What is expected
Check each line of the listing for the word "Controls" and report the ones that have it.

——

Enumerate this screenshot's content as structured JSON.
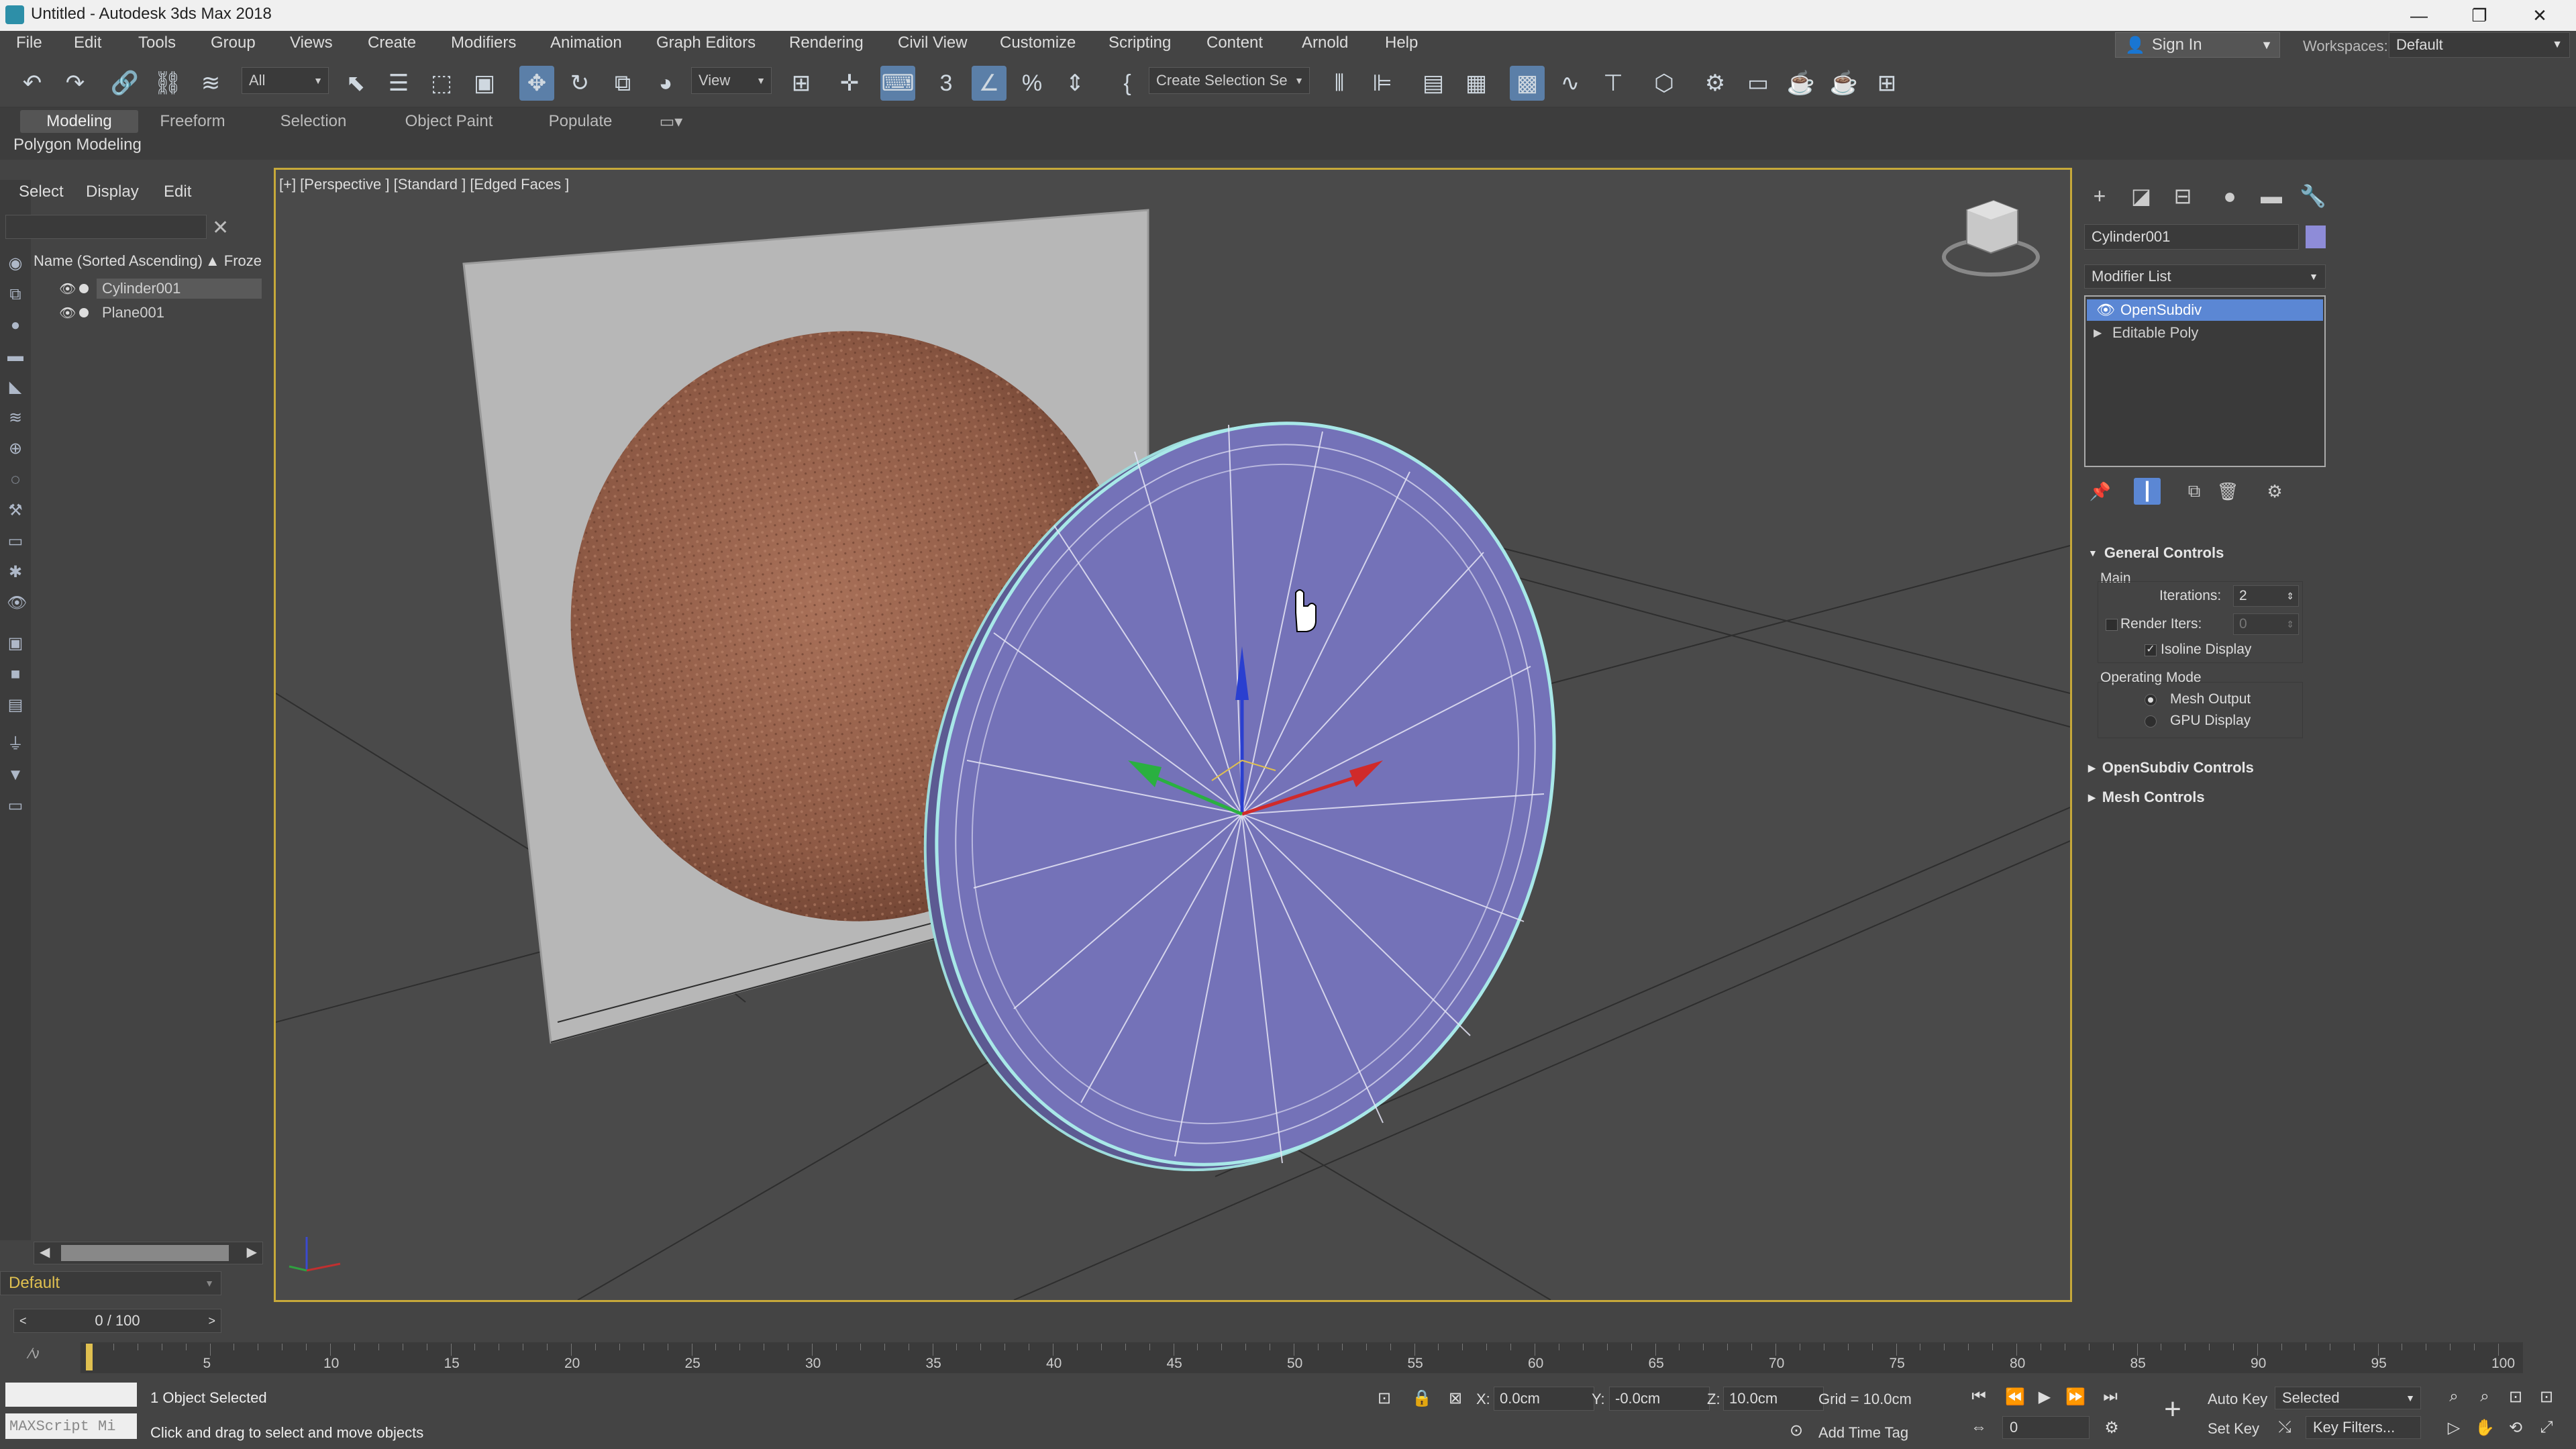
{
  "window": {
    "title": "Untitled - Autodesk 3ds Max 2018",
    "minimize_glyph": "—",
    "restore_glyph": "❐",
    "close_glyph": "✕"
  },
  "menu": [
    "File",
    "Edit",
    "Tools",
    "Group",
    "Views",
    "Create",
    "Modifiers",
    "Animation",
    "Graph Editors",
    "Rendering",
    "Civil View",
    "Customize",
    "Scripting",
    "Content",
    "Arnold",
    "Help"
  ],
  "account": {
    "sign_in": "Sign In",
    "workspaces_label": "Workspaces:",
    "workspace_value": "Default"
  },
  "toolbar": {
    "selection_filter": "All",
    "ref_coord": "View",
    "named_selection": "Create Selection Se"
  },
  "ribbon": {
    "tabs": [
      "Modeling",
      "Freeform",
      "Selection",
      "Object Paint",
      "Populate"
    ],
    "active_tab": "Modeling",
    "panel_label": "Polygon Modeling"
  },
  "scene_explorer": {
    "menu": [
      "Select",
      "Display",
      "Edit"
    ],
    "header_name": "Name (Sorted Ascending)",
    "header_frozen": "▲ Froze",
    "objects": [
      "Cylinder001",
      "Plane001"
    ],
    "layer": "Default"
  },
  "viewport": {
    "label": "[+] [Perspective ] [Standard ] [Edged Faces ]"
  },
  "command_panel": {
    "object_name": "Cylinder001",
    "object_color": "#8e8cd8",
    "modifier_list": "Modifier List",
    "stack": [
      "OpenSubdiv",
      "Editable Poly"
    ],
    "rollouts": {
      "general": "General Controls",
      "main_group": "Main",
      "iterations_label": "Iterations:",
      "iterations_value": "2",
      "render_iters_label": "Render Iters:",
      "render_iters_value": "0",
      "isoline_label": "Isoline Display",
      "operating_mode": "Operating Mode",
      "mesh_output": "Mesh Output",
      "gpu_display": "GPU Display",
      "opensubdiv_controls": "OpenSubdiv Controls",
      "mesh_controls": "Mesh Controls"
    }
  },
  "timeline": {
    "frame_display": "0 / 100",
    "ticks": [
      "5",
      "10",
      "15",
      "20",
      "25",
      "30",
      "35",
      "40",
      "45",
      "50",
      "55",
      "60",
      "65",
      "70",
      "75",
      "80",
      "85",
      "90",
      "95",
      "100"
    ]
  },
  "status": {
    "maxscript": "MAXScript Mi",
    "selection": "1 Object Selected",
    "prompt": "Click and drag to select and move objects",
    "x_label": "X:",
    "x_value": "0.0cm",
    "y_label": "Y:",
    "y_value": "-0.0cm",
    "z_label": "Z:",
    "z_value": "10.0cm",
    "grid": "Grid = 10.0cm",
    "add_time_tag": "Add Time Tag",
    "auto_key": "Auto Key",
    "set_key": "Set Key",
    "key_mode": "Selected",
    "key_filters": "Key Filters...",
    "current_frame": "0"
  },
  "colors": {
    "viewport_border": "#c7a93a",
    "selection": "#5b87d4",
    "layer_text": "#e0c050"
  }
}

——

Your response
      "general": "General Controls",
      "opensubdiv_controls": "OpenSubdiv Controls",
      "mesh_controls": "Mesh Controls"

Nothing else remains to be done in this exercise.